UVa Library Press Releases 1998 - 1999
PAPERS OF GEORGE WASHINGTON PROJECT WILL COMMEMORATE BICENTENNIAL OF FIRST PRESIDENT'S DEATH WITH TWO EXHIBITS
Contact: Philander Chase, Papers of George Washington at (804) 924-3569.
This year marks the 200th anniversary of the death of George Washington, a loss that had a profound impact on the young country he helped found.
As part of the bicentennial commemoration, the Papers of George Washington editorial project at the University of Virginia will sponsor two exhibits that will open on Feb. 11, Washington's birthday.
An exhibit in Alderman Library, "A Concert of Mourning: The Death of George Washington," will focus on the nation's extended outpouring of grief in honor of Washington's death on Dec. 14, 1799.
An adjunct exhibit, "In His Own Hand: Editing the Papers of George Washington," will open in the Dome Room of the Rotunda and focus on the documentary editing process and the Washington Papers' massive archive about the nation's founding and first president.
"For the next twelve months the American people will be encouraged by many institutions to give some thought to the man who was the central figure in the winning of American independence and founding the American republic," said historian William W. Abbot, editor emeritus of the Washington Papers. "Perhaps our public life will be the better for it as we move into a new century."
The United States formally mourned Washington's death for a year, according to Mary Ann Andrei of the Washington Papers editorial staff and curator of the exhibits.
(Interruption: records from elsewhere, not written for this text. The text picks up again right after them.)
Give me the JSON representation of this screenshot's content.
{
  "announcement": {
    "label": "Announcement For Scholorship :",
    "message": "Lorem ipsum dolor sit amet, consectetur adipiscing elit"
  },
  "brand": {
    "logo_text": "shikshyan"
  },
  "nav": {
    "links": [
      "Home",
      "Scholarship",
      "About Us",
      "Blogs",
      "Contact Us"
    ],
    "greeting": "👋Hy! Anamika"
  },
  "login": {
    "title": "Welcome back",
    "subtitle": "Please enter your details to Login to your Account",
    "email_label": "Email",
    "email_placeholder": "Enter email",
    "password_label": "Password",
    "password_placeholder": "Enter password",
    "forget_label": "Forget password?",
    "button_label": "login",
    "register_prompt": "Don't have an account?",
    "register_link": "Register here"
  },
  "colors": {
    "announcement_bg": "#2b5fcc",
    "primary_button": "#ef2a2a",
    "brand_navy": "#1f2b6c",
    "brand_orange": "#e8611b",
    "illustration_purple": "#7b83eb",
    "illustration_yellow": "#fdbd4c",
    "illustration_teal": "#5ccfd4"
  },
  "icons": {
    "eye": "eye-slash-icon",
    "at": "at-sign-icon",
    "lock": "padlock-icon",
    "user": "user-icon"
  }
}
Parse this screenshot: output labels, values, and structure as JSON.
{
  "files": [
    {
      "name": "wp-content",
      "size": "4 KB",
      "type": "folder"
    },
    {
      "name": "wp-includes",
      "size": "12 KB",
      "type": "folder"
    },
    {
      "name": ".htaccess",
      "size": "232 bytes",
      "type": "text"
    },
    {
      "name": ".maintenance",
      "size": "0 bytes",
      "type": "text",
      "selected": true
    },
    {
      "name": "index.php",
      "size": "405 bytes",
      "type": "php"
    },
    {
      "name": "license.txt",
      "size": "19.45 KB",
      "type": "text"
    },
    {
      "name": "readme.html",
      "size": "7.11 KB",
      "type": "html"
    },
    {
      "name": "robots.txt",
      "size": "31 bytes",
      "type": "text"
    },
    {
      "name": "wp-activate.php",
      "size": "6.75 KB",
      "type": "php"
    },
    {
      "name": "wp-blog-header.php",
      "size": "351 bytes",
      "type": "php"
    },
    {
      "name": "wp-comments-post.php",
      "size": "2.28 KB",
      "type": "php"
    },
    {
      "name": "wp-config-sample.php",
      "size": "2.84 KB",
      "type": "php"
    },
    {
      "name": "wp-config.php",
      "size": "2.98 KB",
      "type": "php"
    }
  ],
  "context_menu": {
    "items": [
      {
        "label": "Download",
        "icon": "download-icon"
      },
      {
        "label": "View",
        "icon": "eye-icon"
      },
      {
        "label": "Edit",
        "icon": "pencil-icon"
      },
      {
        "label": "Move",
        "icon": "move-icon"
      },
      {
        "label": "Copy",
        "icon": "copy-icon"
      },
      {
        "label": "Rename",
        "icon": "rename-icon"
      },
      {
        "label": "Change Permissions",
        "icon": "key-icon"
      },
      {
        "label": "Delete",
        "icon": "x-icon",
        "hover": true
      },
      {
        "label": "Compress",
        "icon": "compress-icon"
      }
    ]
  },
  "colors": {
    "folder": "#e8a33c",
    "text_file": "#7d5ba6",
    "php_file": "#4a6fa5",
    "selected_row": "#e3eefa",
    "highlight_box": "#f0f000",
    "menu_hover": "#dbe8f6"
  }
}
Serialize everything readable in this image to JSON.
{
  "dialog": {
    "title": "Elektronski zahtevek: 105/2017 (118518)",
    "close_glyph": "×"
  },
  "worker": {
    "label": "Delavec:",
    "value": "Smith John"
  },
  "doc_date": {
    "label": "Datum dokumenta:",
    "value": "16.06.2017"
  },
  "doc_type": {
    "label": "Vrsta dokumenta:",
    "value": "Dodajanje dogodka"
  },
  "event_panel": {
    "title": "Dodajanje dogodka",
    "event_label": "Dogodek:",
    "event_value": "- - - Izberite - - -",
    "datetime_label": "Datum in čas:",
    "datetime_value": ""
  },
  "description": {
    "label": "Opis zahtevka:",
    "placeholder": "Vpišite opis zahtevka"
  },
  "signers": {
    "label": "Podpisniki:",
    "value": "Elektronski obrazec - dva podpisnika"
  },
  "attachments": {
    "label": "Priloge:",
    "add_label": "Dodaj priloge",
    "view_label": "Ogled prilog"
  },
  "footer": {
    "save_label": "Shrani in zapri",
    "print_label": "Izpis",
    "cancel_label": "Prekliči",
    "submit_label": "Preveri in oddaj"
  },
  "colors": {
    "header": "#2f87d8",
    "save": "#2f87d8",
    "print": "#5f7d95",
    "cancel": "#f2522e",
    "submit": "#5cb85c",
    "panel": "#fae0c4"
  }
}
With the country's founding only a decade before, the public felt the loss profoundly and faced the future with uncertainty. The mourning period inspired memorial poems, dirges and funeral orations, in addition to many engravings that depicted Washington's tomb, deathbed scene and funeral.
Among items on display in the Alderman Library exhibit will be memorial ribbons and medals, 19th century china decorated with Washington's tomb at Mt. Vernon, a walking stick made from the tree that grew over the old tomb, and numerous newspapers, pamphlets, books, prints and lithographs. The written and printed materials are from the U.Va. library's collections; other objects are on loan from many institutions.
The exhibit will be up through May 7, 1999, and will be in the library's Memorial Hall (4th Floor) and the Stettinius Gallery in Special Collections (2nd Floor).
The exhibit of Washington's writing will draw from materials in the Washington Papers, which contains photographic copies of some 135,000 documents forming one of the richest collections of American historical manuscripts. Highlights of this exhibit, which will be in the Rotunda through April 15, may be viewed online at http://www.virginia.edu/gwpapers/exhibits/mourning/
The papers project is a long-term effort to publish a complete, annotated edition of Washington's letters, diaries and other documents. With financial support from the University, the Mount Vernon Ladies Association (which operates Washington's home), the National Endowment for the Humanities and the National Historical Publications and Records Commission, the complete edition will consist of a projected 85 volumes. Some 40 volumes have been published to date. As a related part of the scholarly project the Packard Humanities Institute is preparing a searchable CD-ROM of all the Washington Papers.
Contact: Philander D. Chase, Papers of George Washington, (804) 924-3569 or 924 6125.